  2. Establishment of communities and houses should follow the need of farmers, and in line with their existing conditions as much as possible. Communities should be arranged in clusters for safety reason. These would make the investment on public utilities such as clean water, electricity, etc. cheaper,
  3. Group organization at the village level should be arranged in the system and formulated to be co-operatives in the land reform areas. These should be linked to large cities, so that the cooperatives could actually run business nationwide for the members’ benefit,
  4. After development the system of irrigation, transportation, and public utilities has been developed, the co-operatives should take over the implementations and maintenance. Meanwhile, government officials shall gradually withdraw whenever the co-operative is efficient enough to do the job,
  5. At the early stage, there should be a competent and devoted officials stationing there in order to provide an advices to farmers closely. At the same time, high-rank officials from the central authority should routinely visit the local officials to provide and support them,
  6. Allocation of farmland should take consideration on increasing of local population in the future. Establishment of community forest could therefore provide the reserve land for future use,
  7. Land reform in each locality should be quickened in such a short period of 2-3 years, so that farmers could be able to see the output without delay,
  8. As for the compensation of the land granted by H.M. the King, the government presented His Majesty the amount of compensated fund for the King’s Property, following the law. Nevertheless, His Majesty returned the fund to the land reform co-operatives, to be utilized as a revolving fund for implementation. In such case, he would appoint an advisory committee for funding management.
  9. H.M. the King wishes tenants in his property to earn their living on the farmland as long as they and their descendants could still cultivate, but no rights of ownerships.

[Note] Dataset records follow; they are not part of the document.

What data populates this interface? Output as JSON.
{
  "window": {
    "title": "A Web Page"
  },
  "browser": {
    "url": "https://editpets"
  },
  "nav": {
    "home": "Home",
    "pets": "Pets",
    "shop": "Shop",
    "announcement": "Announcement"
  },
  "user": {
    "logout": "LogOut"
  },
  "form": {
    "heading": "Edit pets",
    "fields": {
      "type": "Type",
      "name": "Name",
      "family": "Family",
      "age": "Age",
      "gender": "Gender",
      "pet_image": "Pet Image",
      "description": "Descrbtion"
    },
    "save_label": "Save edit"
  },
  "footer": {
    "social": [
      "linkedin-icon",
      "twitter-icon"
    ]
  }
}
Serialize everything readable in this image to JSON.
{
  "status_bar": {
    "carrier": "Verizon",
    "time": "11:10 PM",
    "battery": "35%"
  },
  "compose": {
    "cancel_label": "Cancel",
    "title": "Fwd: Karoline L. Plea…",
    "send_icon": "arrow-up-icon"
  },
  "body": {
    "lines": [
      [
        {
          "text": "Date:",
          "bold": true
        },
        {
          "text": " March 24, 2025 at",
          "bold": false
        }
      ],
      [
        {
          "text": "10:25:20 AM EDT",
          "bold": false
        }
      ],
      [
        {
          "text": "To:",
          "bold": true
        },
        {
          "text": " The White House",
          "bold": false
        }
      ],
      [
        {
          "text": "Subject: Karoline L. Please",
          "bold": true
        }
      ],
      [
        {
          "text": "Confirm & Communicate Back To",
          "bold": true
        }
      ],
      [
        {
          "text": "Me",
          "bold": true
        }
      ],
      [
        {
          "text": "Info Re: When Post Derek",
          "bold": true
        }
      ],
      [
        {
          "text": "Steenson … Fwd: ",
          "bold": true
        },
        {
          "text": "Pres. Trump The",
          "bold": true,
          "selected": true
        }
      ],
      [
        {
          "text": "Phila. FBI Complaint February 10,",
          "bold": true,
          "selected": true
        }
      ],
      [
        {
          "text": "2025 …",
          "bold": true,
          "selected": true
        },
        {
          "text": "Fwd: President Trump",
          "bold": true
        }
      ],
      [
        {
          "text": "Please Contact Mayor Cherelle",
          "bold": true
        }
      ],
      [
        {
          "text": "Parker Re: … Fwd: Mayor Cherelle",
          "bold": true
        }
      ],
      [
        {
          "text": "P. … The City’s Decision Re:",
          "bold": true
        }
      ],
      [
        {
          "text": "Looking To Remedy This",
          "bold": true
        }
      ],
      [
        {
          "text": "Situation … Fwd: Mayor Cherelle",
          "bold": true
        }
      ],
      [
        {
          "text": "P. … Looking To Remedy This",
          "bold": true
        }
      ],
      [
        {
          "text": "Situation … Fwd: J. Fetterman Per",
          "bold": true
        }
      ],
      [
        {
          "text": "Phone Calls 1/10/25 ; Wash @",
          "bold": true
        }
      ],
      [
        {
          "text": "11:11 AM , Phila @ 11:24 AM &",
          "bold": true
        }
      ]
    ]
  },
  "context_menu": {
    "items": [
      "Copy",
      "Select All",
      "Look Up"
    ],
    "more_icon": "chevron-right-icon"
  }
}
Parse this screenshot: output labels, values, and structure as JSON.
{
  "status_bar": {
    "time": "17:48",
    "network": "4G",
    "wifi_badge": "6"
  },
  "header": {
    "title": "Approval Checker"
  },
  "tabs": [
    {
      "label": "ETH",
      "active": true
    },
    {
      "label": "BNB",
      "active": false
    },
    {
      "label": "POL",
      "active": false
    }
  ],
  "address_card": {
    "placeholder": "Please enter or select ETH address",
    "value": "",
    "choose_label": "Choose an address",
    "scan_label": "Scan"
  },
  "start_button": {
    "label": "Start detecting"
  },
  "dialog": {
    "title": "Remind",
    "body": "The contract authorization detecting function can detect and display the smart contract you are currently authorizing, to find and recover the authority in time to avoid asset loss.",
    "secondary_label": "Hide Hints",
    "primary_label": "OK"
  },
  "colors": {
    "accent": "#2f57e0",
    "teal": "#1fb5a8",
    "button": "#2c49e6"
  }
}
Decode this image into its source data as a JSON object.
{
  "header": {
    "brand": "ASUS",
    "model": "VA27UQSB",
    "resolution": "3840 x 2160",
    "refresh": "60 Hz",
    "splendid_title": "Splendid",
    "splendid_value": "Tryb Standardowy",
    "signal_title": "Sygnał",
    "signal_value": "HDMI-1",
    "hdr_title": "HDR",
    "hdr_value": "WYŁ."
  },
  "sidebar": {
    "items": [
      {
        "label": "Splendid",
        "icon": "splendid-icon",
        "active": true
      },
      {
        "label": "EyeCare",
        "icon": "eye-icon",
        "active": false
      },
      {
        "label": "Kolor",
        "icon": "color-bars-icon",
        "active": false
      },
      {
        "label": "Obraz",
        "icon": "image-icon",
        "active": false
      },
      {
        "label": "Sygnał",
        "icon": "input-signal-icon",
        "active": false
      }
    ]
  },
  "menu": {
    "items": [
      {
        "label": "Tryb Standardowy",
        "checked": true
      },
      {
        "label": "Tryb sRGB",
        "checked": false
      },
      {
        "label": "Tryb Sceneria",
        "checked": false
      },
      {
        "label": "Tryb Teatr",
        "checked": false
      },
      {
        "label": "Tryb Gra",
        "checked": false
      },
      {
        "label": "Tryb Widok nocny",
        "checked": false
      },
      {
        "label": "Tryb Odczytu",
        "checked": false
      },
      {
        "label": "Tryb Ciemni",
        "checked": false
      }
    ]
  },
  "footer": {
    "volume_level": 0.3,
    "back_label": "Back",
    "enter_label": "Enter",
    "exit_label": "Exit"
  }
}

           Such Royal Policy clearly implies his need to protect agricultural land, so that the land would be the property of farmers’ descendants permanently, but no rights of ownerships. Arrangements for land utilization and development would be in harmony with existing conditions, to enable the preservation of natural resources and environment, including promotion for group and co-operative organization, so that its members would be widely benefited.